PRINCETON, NJ -- Americans widely agree that the United States has a unique character because of its history and Constitution that sets it apart from other nations as the greatest in the world. This view, commonly referred to as "U.S. exceptionalism," is shared by at least 73% of Americans in all party groups, including 91% of Republicans.
At the same time that Americans believe the U.S. is exceptional, they also are inclined to believe that status is far from secure, according to the Dec. 10-12 USA Today/Gallup poll. Three-quarters of those who believe the U.S. is exceptional (62% of all Americans) also believe the U.S. is currently at risk of losing its unique character.
The poll does not delve into possible reasons why Americans think the United States' stature is at risk. It is possible this viewpoint reflects Americans' tendency to see national conditions as getting worse rather than improving. Gallup has observed this pattern in a variety of areas, including the state of U.S. morals, the quality of the environment, the crime situation in the U.S., and the economy.
Some Republican critics, however, imply that Barack Obama's policies, including his approach to foreign policy, are a threat to the United States' status as the world's greatest nation.
On the whole, Americans, by 58% to 37%, believe Obama thinks the U.S. is exceptional, consistent with what he and his advisers maintain. But Americans are less likely to believe Obama holds this view than they are to think the same about Ronald Reagan, Bill Clinton, and George W. Bush.
Americans who identify as Republicans, likely reflecting the opinions of some of their party's leaders, are especially dubious that Obama regards the U.S. as exceptional. Thirty-four percent of Republicans believe the president thinks the United States is the greatest country in the world, while 61% believe he does not. Democrats are much more confident that Obama regards the United States as exceptional, while the majority of independents agree.
Americans Believe U.S. Has Responsibility to Lead in World Affairs
One of the extensions of the belief in American exceptionalism is the notion that, because of its status, the United States has an obligation to be the leading nation in world affairs. Americans generally endorse this position, as 66% say the United States has "a special responsibility to be the leading nation in world affairs." Republicans, Democrats, and independents generally agree, with fairly modest differences among party supporters.
Some of President Obama's potential Republican challengers are among those who have suggested that the U.S. is exceptional, but that this status is at risk. This could be an issue in the 2012 presidential campaign. Given that Americans already believe that the U.S. is exceptional and that its status as the greatest nation in the world is at risk, Republican candidates' political challenges would be to convince voters that Obama's policies and actions on the world stage are to blame, and that he does not share their values on this issue.
On the other hand, Americans' beliefs about U.S. exceptionalism may in general reflect a tendency to be patriotic when asked about the United States. And their views about the United States' exceptional status being at risk could stem from their usually seeing conditions for the United States as getting worse rather than better in a variety of areas. Thus, it is not clear how entrenched their views of U.S. exceptionalism are, and, more importantly, how consequential these views may be to their 2012 vote.

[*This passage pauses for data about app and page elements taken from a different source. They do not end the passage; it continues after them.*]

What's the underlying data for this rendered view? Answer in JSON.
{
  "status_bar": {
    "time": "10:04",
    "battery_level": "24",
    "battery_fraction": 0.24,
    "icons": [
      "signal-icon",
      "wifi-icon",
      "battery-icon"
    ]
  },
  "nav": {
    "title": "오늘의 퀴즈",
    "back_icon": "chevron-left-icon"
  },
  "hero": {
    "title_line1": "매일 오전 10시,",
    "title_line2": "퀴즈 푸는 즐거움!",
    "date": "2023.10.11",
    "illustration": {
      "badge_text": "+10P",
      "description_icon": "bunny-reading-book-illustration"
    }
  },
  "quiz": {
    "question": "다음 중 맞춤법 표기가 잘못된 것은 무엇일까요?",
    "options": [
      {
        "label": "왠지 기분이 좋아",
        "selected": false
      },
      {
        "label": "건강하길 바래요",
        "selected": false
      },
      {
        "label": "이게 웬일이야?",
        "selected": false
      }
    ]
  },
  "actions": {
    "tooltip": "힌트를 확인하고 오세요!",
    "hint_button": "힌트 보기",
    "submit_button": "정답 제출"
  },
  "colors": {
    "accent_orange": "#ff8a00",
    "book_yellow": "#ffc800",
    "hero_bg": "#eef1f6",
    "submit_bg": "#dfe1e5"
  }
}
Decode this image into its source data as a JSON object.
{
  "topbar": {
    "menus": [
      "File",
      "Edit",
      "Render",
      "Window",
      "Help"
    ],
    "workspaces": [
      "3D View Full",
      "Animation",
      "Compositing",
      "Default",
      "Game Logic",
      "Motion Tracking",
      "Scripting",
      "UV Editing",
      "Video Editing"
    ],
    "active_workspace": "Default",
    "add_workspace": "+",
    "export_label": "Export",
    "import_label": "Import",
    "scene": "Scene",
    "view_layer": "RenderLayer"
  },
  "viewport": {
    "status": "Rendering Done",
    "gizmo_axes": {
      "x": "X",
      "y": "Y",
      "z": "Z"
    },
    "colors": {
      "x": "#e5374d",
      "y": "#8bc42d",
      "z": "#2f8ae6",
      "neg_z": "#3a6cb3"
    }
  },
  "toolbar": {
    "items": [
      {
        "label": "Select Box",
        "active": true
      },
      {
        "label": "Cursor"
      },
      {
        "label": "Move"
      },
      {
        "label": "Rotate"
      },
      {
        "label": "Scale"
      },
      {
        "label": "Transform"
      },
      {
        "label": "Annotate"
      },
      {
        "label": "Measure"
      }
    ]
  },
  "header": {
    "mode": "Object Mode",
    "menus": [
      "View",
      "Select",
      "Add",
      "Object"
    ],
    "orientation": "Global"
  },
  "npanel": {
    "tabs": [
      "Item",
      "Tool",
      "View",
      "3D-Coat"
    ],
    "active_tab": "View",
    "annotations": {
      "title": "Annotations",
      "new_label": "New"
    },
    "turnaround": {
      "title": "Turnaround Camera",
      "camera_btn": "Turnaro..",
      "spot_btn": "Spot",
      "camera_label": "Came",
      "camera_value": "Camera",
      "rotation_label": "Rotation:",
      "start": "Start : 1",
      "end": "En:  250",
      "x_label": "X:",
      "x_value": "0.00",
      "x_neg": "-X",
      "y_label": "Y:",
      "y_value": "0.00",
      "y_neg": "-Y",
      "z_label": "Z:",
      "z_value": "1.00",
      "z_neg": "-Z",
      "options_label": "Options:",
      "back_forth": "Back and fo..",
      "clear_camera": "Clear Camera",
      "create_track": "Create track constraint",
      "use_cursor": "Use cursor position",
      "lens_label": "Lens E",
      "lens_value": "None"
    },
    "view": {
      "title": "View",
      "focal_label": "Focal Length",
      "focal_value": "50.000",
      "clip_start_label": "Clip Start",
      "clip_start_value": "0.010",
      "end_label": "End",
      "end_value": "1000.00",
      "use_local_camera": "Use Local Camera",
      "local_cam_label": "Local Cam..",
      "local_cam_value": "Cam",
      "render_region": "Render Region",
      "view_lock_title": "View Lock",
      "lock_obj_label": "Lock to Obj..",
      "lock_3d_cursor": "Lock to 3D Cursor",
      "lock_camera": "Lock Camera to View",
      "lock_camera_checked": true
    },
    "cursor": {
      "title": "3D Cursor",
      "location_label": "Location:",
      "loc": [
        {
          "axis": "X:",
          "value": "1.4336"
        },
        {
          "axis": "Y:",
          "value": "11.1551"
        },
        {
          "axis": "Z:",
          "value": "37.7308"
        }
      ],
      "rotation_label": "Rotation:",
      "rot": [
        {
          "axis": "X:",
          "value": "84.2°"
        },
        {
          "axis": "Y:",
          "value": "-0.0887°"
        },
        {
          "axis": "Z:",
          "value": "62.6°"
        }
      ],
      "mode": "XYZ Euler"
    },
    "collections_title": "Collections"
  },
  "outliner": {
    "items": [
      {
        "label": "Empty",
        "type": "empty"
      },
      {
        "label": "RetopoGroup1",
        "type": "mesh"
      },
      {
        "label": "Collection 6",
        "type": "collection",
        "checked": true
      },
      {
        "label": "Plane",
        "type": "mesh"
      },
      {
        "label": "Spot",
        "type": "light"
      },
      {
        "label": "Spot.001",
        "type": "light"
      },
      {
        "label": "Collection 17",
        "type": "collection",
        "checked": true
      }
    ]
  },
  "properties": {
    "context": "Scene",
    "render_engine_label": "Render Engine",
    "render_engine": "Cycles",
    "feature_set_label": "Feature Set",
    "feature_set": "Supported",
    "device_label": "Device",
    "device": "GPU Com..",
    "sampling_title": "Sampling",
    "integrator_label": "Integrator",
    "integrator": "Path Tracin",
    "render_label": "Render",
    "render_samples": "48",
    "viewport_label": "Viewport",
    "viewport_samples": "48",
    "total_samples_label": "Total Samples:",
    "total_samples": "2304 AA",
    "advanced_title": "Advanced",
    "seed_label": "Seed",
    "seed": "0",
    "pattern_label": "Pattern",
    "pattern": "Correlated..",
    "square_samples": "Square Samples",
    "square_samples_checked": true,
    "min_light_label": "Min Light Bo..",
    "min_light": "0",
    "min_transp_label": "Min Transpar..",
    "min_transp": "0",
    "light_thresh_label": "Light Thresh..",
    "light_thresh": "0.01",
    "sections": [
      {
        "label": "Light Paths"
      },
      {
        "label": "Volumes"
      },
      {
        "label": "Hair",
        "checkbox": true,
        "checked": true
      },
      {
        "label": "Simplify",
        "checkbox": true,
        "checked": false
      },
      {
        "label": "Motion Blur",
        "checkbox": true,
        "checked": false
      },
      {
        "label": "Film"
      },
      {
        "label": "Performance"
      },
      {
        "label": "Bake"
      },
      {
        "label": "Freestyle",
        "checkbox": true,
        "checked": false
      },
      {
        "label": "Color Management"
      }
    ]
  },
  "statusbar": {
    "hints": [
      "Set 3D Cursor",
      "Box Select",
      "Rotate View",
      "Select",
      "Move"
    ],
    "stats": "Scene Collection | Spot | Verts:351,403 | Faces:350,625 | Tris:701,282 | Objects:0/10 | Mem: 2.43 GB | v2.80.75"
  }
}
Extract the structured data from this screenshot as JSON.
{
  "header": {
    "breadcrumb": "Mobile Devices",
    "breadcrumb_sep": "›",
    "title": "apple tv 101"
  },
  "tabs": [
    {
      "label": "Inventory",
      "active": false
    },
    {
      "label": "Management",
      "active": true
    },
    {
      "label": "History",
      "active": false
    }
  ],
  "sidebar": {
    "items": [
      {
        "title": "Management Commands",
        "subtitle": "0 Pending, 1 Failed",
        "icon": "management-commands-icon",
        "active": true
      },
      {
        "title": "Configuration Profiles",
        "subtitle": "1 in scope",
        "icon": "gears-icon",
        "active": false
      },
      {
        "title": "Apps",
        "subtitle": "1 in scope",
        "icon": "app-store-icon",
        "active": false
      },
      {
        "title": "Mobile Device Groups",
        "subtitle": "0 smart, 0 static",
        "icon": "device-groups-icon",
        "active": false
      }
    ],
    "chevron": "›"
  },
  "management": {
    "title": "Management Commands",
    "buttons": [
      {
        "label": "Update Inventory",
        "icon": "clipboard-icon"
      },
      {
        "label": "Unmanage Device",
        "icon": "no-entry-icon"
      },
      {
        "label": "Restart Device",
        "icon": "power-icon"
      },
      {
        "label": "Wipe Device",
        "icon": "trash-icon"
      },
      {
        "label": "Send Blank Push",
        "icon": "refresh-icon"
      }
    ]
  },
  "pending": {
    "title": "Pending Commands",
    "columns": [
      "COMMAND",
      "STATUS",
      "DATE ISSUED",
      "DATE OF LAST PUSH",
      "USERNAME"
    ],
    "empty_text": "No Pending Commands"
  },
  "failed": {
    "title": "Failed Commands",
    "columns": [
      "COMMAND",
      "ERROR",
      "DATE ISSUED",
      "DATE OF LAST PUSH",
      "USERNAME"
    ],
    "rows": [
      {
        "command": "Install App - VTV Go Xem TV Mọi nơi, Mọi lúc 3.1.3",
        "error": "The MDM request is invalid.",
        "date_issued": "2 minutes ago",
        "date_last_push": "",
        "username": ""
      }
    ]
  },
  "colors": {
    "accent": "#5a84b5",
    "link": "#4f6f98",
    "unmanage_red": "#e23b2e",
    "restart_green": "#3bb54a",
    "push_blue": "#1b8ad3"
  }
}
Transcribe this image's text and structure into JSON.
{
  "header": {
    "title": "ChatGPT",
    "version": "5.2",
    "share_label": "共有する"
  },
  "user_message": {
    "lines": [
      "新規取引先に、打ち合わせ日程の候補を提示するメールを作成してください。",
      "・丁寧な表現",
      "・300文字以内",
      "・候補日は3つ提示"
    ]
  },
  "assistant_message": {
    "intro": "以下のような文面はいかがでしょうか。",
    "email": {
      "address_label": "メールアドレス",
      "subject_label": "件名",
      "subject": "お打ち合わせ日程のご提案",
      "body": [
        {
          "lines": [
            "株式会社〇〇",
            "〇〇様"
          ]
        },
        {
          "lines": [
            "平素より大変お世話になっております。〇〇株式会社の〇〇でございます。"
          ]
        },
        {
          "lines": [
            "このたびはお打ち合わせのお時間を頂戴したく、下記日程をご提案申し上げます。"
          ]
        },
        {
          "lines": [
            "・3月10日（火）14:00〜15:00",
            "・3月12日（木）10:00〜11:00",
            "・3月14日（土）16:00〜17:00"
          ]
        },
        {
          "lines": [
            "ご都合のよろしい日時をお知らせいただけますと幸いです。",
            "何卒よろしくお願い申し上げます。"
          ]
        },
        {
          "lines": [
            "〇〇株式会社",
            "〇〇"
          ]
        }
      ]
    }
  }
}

Results for this USA Today/Gallup poll are based on telephone interviews conducted December 10-12, 2010, with a random sample of 1,019 adults, aged 18 and older, living in the continental U.S., selected using random-digit-dial sampling.
For results based on the total sample of national adults, one can say with 95% confidence that the maximum margin of sampling error is ±4 percentage points.
Interviews are conducted with respondents on landline telephones (for respondents with a landline telephone) and cellular phones (for respondents who are cell phone-only). Each sample includes a minimum quota of 150 cell phone-only respondents and 850 landline respondents, with additional minimum quotas among landline respondents for gender within region. Landline respondents are chosen at random within each household on the basis of which member had the most recent birthday.
Samples are weighted by gender, age, race, education, region, and phone lines. Demographic weighting targets are based on the March 2009 Current Population Survey figures for the aged 18 and older non-institutionalized population living in continental U.S. telephone households. All reported margins of sampling error include the computed design effects for weighting and sample design.
In addition to sampling error, question wording and practical difficulties in conducting surveys can introduce error or bias into the findings of public opinion polls.
For more details on Gallup's polling methodology, visit www.gallup.com.